It seems S Scale, 3/16, or 1:64, has an identity problem, one that often hides its lesser-known scale modeling component from potential converts. I belong to a group called the S Scale Workshop. Over the last 25 years we have logged thousands of miles taking our portable layout to shows in both our home country of Canada and the United States. We are dedicated to demonstrating the potential of 1:64 as an alternative to other more widely practiced scales.
Along with the countless favorable responses have been looks of puzzlement. Viewers, including some experienced model railroaders in other scales, stand in front of us trying to figure out just what the heck they are looking at. When we tell them it’s S-scale they will often reply “Oh, you mean American Flyer.” Well, no. We are S scale, but they are thinking S gauge. See, it’s getting confusing already, just as in neighboring O scale where there is a Lionel side and a scale side. Now let’s look at the differences and challenges that bedevil S scale and the rewards it offers to those who stick with it.
ABOVE: This Brooks Stover photo shows the choices in S that can confuse a newcomer. The toy-like American Flyer car at the back is what many people equate with S. In the middle is an S Helper Service boxcar with hi-rail wheel sets and Kadee couplers. At the front, another SHS boxcar sits on scale track and is equipped with NMRA code 110 wheel sets and Kadees.
A Matter of Scale
The terms “scale” and “gauge” are often confused. Strictly speaking, scale is the ratio of the size of a model to that of its prototype; and gauge is the distance between the track railheads. 1:64 or 3/16th inch model railroading is bookended by two different approaches to the hobby, the first of which largely overshadows the other. We’ll start with the elephant in the room.
First produced in 1939 by the A.C. Gilbert Co., American Flyer toy trains and other compatible products still dominate S to the extent that a scale-oriented potential newcomer can have a hard time seeing past it. The toy train side of S is a viable hobby of its own, known for its nostalgia, its collectability, and reliability. However, its oversized couplers, track and wheel flanges, and a legacy of its toy train origins are a turnoff for scale modelers. If a would-be convert sees that first, they may look no further. None of this is a criticism of American Flyer enthusiasts. Flyer is fun. Its existence, and the market pressure exerted by its proponents, propels the demand for the finely detailed products that benefit scale modelers.
ABOVE: It’s a busy day on Gaylord Gill’s Buffalo & Chautauqua layout. Buffalo bound M-1 Mountain waits while the SW1 prepares to insert a cut of cars. Both locomotives are custom-painted brass imports. The freight cars are commercially available plastic. The structures are kit-built, and the vehicles are commonly available 1:64 die-casts. —Gaylord Gill photo

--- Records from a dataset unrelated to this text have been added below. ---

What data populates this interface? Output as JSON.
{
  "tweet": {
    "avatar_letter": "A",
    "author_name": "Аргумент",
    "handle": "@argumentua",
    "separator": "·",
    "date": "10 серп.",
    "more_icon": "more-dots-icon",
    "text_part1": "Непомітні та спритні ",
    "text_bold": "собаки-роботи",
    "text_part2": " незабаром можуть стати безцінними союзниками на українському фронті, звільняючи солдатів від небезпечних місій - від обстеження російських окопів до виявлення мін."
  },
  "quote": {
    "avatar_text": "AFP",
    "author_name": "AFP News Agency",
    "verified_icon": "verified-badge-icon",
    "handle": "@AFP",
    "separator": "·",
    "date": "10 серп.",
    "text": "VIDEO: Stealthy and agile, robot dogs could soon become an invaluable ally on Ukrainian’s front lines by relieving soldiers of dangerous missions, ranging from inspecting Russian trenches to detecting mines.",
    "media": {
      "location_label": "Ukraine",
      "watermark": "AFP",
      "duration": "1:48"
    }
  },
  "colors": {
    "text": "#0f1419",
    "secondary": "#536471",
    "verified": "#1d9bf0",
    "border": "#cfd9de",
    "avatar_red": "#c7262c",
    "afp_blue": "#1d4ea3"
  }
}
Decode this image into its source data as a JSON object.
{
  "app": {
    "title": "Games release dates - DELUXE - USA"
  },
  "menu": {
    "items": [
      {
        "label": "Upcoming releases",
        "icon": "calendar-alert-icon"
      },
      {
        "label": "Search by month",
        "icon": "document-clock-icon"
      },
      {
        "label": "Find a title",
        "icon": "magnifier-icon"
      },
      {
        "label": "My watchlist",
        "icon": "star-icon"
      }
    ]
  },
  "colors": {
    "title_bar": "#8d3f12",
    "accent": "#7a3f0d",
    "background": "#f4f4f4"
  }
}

Other astute manufacturers have jumped in to join the Flyer market. They have seen the value of making their highly detailed models serve both the scale and tinplate markets, by offering easily-swapped-out couplers and wheelsets. Followers of Flyer or tinplate standards usually call themselves “S-gaugers.”
At the other end of the spectrum is Scale S. Its practitioners prefer to run closer-to-scale couplers, wheel sets, and rail sizes of Code 100 or smaller. Those in other scales who enjoy chasing realism will appreciate what we are about. We engage in the part of S most likely to attract modelers from the other scales. We call ourselves “S-scalers.”
Beyond the NMRA standards for Scale S, there is Fine Scale, which adheres strictly to prototype wheel and rail dimensions. Proto:64, like the standards for Proto:87 and Proto:48, attracts a dedicated few. Its adherents are a minority within a minority. Most converts to S will be happy sticking with the NMRA standard.
ABOVE: Brooks Stover is a writer and S scale builder. Here in Dundon, W.Va., Buffalo Creek & Gauley 13 switches the B&O interchange track. Brooks enjoys scratch-building unique vehicles such as the rail bus, but the caboose and the B&O wagontop boxcar are kits. Brooks’s structures are all scratchbuilt from low-cost card and wood. —Brooks Stover photo
Of course, there is a middle ground between the two just-mentioned approaches. “Hi-Rail” combines the visual appeal of fine scale layout building with the ease and reliability of slightly larger rail and wheel flange sizes. One of the very best practitioners of this approach is Brooks Stover’s Buffalo Creek & Gauley Railroad that has appeared in this and other publications many times. The Code 138 rail products that he uses can be directly compared to Code 100 rail in HO.
The attraction of S is its size, often described as “ideal.” Dimensionally it is only about one-third larger than HO, but multiply that slightly larger increase across the length, width and height of the model, and you have something that is over twice the weight and volume. Thus, S is easier to see and work on while tracking more reliably. S scale’s larger locomotive bodies makes the fitment of today’s advanced electronics much easier than in the smaller scales. If you have room for HO, you can find room for an S scale layout. Looking in from the other end, O scalers who need or want to downsize will find they can fit a lot more into any given space without sacrificing too much heft. Everyone wins….